What is Murray doing in this sort of tapioca? Well, it lets him horse around with a Brooklyn accent, for one thing. The star was content for decades to work profitable variations on his core persona — that’s pretty much the definition of a movie star, actually — but lately he has turned to acting. Maybe he’s bored; maybe that’s the only explanation for his valiant but meshuggeneh Franklin D. Roosevelt in 2012’s “Hyde Park on Hudson.”

He doesn’t need the accent for us to buy into what he’s doing in “St. Vincent,” but, OK, whatever. Vincent is the neighborhood reprobate, a drinking, gambling, shambling retiree who Grouchos through each day, triangulating from his run-down home to the Belmont Park racetrack to the bar where his credit is running dry.

Then he gets new neighbors, and the biggest surprise is that Melissa McCarthy is playing a real person, more or less: Maggie, a stressed-out med-tech single mom fleeing a bad marriage along with her 10-year-old son, Oliver (newcomer Jaeden Lieberher). Through some strained heavy lifting on the part of Melfi the screenwriter, Vincent becomes the primary caregiver for the kid.


Oliver is one of those preternaturally wise misfits who gets regularly beaten down at school until his mentor teaches him the arts of defense and psych-outs. “St. Vincent” mines much of its humor from the old dog dragging the kid to the racetrack, the bars, and other assorted no-nos. What passes for Vincent’s girlfriend is Daka, a pregnant Russian prostitute who is played by Naomi Watts in what may be the most cringe-worthy performance of her entire career.

Vincent can’t be that bad, though, can he? Of course not; there are hearts to warm and tickets to sell. Bit by bit, “St. Vincent” reveals its hero’s shabby selflessness: He was a Vietnam vet with stories he won’t share, and there’s a woman (Donna Mitchell) in a nearby nursing home with a certain claim on Vincent’s attention. When Oliver’s homeroom teacher, a hip priest named Brother Geraghty (Chris O’Dowd), assigns each student to make a case for his or her favorite saint, the kid has his man.

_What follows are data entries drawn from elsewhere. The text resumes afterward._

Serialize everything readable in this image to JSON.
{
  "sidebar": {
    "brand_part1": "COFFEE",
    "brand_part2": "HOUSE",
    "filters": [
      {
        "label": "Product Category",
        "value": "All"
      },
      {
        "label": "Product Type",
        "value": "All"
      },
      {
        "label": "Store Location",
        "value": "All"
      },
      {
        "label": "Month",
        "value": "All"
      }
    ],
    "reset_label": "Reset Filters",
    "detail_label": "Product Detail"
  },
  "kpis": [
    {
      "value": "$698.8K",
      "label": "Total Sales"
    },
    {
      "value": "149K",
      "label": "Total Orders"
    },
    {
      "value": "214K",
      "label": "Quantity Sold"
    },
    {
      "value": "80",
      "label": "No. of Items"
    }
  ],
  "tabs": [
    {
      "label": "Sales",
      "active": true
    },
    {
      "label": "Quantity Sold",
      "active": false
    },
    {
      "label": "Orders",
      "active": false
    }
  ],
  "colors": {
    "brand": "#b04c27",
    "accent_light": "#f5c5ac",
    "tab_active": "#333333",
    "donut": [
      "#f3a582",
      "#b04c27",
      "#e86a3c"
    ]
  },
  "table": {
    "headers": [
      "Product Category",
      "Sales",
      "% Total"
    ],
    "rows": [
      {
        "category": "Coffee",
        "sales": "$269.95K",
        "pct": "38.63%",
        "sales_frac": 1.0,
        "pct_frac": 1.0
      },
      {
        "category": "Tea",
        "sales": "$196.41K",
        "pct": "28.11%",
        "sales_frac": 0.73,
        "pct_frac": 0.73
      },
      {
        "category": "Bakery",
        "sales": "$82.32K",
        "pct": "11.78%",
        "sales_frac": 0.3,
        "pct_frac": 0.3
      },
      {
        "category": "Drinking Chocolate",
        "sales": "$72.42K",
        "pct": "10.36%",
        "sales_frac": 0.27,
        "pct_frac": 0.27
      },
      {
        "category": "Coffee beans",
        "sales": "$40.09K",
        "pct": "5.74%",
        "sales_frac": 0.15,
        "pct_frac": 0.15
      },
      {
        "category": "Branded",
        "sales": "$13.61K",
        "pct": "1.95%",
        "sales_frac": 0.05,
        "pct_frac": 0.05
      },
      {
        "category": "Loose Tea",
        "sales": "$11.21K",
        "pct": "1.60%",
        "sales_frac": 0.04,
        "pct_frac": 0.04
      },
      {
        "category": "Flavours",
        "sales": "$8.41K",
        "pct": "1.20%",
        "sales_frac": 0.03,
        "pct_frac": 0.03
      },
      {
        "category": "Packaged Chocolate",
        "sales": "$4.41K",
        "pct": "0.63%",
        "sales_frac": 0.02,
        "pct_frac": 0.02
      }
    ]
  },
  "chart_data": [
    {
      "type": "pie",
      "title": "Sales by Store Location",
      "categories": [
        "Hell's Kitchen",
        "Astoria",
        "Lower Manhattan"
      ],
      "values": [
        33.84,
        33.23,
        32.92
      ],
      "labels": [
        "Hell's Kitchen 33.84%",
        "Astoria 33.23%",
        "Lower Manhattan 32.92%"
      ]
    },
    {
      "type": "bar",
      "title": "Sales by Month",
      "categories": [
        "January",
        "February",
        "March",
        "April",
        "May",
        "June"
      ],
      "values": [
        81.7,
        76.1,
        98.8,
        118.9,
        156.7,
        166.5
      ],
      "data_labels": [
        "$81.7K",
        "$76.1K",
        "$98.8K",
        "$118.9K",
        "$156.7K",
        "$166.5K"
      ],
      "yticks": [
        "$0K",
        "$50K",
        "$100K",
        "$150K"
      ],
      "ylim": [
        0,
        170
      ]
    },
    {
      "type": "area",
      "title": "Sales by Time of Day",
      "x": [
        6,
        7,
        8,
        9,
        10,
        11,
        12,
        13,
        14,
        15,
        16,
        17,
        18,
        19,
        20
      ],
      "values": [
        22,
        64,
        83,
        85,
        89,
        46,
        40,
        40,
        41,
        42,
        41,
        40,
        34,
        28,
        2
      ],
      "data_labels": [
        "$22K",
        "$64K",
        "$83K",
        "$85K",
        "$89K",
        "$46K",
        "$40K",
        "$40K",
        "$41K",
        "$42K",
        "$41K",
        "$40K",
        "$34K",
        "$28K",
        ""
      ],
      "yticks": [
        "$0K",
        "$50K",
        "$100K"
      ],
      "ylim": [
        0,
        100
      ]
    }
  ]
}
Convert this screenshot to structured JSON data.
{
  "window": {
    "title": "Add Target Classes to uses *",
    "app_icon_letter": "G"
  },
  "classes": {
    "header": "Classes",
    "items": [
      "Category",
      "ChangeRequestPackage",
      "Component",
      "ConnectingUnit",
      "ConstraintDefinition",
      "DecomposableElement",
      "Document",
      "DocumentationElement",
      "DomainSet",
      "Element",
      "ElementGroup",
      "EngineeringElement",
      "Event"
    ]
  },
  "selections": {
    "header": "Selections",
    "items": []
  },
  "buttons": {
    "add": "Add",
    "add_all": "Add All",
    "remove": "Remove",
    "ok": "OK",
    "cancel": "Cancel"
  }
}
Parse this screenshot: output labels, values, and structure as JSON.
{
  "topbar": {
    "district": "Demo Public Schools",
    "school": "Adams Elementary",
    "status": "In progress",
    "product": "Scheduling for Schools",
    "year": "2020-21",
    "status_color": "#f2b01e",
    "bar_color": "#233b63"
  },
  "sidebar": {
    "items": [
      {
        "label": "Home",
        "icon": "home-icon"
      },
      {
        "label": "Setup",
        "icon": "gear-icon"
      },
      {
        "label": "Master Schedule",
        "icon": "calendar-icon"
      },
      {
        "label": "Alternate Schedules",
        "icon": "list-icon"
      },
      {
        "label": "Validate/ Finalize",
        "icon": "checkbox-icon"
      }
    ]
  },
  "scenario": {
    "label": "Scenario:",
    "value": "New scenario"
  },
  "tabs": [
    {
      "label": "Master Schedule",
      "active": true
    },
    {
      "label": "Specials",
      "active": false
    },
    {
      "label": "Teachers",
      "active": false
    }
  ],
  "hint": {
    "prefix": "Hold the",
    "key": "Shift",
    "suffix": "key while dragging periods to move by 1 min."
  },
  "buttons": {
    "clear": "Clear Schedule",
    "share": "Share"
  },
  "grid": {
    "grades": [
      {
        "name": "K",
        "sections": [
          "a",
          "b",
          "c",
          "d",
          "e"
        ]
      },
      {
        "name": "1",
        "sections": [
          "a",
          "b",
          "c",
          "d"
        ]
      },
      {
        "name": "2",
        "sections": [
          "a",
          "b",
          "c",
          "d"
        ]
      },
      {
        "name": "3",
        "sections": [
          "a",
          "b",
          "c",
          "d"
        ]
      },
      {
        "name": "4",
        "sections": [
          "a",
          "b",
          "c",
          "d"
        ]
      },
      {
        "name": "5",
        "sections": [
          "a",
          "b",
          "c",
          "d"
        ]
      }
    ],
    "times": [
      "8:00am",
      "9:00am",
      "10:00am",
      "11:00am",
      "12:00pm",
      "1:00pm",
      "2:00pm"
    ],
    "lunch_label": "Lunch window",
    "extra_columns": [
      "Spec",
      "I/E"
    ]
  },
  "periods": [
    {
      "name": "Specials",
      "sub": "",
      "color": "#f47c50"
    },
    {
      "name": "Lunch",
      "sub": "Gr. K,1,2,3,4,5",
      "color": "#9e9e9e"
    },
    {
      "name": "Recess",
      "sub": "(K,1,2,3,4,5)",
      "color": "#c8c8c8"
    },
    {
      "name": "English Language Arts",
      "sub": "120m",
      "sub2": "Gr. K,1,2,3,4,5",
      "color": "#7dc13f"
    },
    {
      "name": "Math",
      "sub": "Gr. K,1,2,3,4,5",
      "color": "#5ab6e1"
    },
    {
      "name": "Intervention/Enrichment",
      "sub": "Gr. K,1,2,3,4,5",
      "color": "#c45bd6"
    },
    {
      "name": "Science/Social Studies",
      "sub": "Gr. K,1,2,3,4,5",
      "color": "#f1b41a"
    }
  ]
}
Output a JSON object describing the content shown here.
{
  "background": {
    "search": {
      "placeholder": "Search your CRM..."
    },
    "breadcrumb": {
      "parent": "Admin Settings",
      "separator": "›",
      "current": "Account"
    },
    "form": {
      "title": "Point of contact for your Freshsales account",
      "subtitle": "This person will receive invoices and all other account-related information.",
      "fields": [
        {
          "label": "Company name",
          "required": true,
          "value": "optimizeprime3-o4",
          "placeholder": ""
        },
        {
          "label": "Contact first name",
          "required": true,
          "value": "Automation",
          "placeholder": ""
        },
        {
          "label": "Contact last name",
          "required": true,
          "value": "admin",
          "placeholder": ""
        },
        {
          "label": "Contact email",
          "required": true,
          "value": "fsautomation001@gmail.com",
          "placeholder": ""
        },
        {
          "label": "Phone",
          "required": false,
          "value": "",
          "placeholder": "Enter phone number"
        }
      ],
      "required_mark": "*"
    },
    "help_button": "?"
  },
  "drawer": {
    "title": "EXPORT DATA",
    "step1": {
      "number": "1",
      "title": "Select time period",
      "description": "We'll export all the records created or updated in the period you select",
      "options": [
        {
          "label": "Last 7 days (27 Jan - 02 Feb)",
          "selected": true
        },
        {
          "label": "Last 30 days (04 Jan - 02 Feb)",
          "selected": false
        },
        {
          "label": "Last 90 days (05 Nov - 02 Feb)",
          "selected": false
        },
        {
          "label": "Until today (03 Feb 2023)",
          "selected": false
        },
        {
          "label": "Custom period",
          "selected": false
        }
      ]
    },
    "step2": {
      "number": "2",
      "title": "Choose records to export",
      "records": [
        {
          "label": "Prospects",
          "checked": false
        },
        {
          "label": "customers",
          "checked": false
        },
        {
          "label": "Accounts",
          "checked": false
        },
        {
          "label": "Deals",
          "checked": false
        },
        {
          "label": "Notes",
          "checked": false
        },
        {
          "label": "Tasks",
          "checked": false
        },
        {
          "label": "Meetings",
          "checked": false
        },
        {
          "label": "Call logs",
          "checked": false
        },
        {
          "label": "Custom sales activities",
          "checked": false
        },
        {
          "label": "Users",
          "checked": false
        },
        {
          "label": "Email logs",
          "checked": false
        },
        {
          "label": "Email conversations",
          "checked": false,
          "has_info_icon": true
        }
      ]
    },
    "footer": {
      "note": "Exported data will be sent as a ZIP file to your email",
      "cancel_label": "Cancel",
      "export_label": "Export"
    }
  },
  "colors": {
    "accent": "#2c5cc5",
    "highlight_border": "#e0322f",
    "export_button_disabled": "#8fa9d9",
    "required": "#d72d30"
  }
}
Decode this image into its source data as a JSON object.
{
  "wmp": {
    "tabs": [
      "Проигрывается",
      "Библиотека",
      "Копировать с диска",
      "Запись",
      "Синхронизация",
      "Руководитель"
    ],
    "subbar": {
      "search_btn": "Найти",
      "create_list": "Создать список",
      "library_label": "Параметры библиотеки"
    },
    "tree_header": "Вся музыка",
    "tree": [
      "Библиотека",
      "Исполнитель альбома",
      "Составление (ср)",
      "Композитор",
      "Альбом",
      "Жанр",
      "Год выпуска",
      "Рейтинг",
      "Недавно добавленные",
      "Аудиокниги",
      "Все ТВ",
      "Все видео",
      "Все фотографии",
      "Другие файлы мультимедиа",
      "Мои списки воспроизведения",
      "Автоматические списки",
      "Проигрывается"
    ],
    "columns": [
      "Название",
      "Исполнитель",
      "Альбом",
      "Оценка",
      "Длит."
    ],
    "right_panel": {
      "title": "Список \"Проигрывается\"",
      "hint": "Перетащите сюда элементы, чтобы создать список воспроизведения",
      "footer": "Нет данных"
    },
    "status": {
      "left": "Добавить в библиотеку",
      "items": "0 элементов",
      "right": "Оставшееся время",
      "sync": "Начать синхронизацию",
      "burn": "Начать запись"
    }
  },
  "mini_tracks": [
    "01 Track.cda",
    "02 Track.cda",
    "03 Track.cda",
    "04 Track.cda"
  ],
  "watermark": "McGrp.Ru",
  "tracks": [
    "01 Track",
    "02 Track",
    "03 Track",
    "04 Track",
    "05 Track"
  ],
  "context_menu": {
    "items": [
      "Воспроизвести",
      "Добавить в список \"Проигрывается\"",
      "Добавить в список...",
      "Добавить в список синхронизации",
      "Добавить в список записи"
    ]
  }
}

Dear sweet Jesus, really? Is this what Bill Murray has come to? “St. Vincent” is maudlin enough to gin up a climactic medical emergency and a teary school assembly in which All Becomes Clear; the filmmakers are to be commended, at least, for steering clear of the defibrillator paddles. Yet the movie also has the good sense to let Murray be Murray. At one point, we just watch Vincent sit in his back yard lounger listening to Bob Dylan’s “Shelter From the Storm” on an ancient Walkman and singing along with tuneless, unerring grace. It’s a moment both stupid and magical, and it plays like a throwback all the way to Murray’s first “Saturday Night Live” seasons, when he was the class goofball who’d somehow wandered into the big time.


The scenes between him and McCarthy are also choice, two natural clowns seeing what happens when they rein it in. McCarthy especially seems happy for the chance to play an actual woman, with actual problems, and she’s quite affecting. By contrast, Murray negotiates the sentimentality of “St. Vincent” by hitting his marks and remaining above the fray, which is both right for the character and true to the Zen of Bill Murray. Not since W.C. Fields has an actor seemed so brilliantly unconcerned about the movies in which he finds himself.

Ty Burr can be reached at tburr@globe.com. Follow himon Twitter @tyburr.